CONTACT: Mark Shwartz, News Service: (650) 723-9296, firstname.lastname@example.org
COMMENT: Martha Coleman, Foundation Relations: (650) 725-5998, email@example.com
Sarah Billington, Civil and Environmental Engineering: (650) 723-4125, firstname.lastname@example.org
Alexandria Boehm, Civil and Environmental Engineering: (650) 724-9128, email@example.com
EDITORS: This release was written by science writing intern Jessica Ruvinsky.
Sarah Billington and Alexandria Boehm named Clare Boothe Luce Assistant Professors
Two new faculty members have been selected as Clare Boothe Luce Assistant Professors in the Department of Civil and Environmental Engineering. Sarah L. Billington and Alexandria B. Boehm, who joined the Stanford faculty during the current academic year, will share a $498,559, multi-year grant from the Clare Boothe Luce Program of the Henry Luce Foundation.
Based in New York City, the program is named for Clare Boothe Luce playwright, journalist, U.S. ambassador to Italy, the first woman elected to Congress from Connecticut and generally a trailblazer, who was married to publisher Henry Luce. The program encourages young women to achieve distinction in the fields of science, engineering and mathematics where traditionally there have been obstacles to their advancement.
Billington, the Clare Boothe Luce Assistant Professor of Structural Engineering, came to Stanford from Cornell University, where she had been an assistant professor for five years. The recipient of several engineering awards, she focuses her research on the use of advanced materials for making buildings and bridges more earthquake resistant.
"Concrete is brittle, like chalk when you break it. Adding certain fibers to the concrete in the right way makes it hold together better," Billington said. "The fibers bridge the cracks that form, so you get many tiny cracks instead of one large one." This fiber-reinforced concrete is several hundred times more ductile than traditional concrete and may prove useful in keeping earthquake-damaged buildings standing and functional so that their elevators, sprinklers and electrical systems continue to work.
Billington hopes to begin collaborating with other Stanford colleagues to develop wireless sensors that will indicate whether a building is safe to enter after an earthquake and pinpoint where damage has occurred. She also is interested in engineering sustainable infrastructure that has minimal environmental impact including using recycled materials and energy-efficient construction practices.
Boehm is the Clare Boothe Luce Assistant Professor of Environmental Engineering. She arrived at Stanford from the University of California-Irvine, where she had been a faculty fellow for two years and received an award for outstanding undergraduate teaching.
Boehm's research brings her to the beach, where she studies coastal water quality and the processes that affect it. "What happens to viruses and bacteria when they are released into the environment?" she asked. "For how long can they harm humans?"
At Stanford, Boehm is continuing research she started at UC-Irvine to understand how people come into contact with pollution at the beach.
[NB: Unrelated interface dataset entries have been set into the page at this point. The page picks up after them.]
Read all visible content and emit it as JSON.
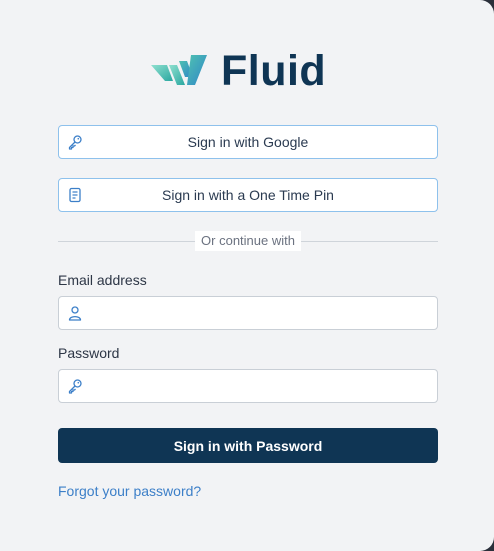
{
  "brand": {
    "name": "Fluid",
    "accent_dark": "#0f3554",
    "accent_teal_light": "#7fd3c2",
    "accent_teal": "#2aa7a0",
    "accent_blue": "#2f86c8"
  },
  "oauth": {
    "google_label": "Sign in with Google",
    "google_icon": "key-icon",
    "otp_label": "Sign in with a One Time Pin",
    "otp_icon": "document-icon"
  },
  "divider": {
    "text": "Or continue with"
  },
  "form": {
    "email_label": "Email address",
    "email_value": "",
    "email_placeholder": "",
    "email_icon": "user-icon",
    "password_label": "Password",
    "password_value": "",
    "password_placeholder": "",
    "password_icon": "key-icon",
    "submit_label": "Sign in with Password",
    "forgot_label": "Forgot your password?"
  }
}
She is particularly interested in analyzing how urban runoff and sewage move through the ocean, and how viral and bacterial contamination change throughout the day and month. She also researches the economics and politics of coastal water quality, and recently coauthored a study on controversial beach closings in Southern California.
Jessica Ruvinsky is a science writing intern at Stanford News Service.
By Jessica Ruvinsky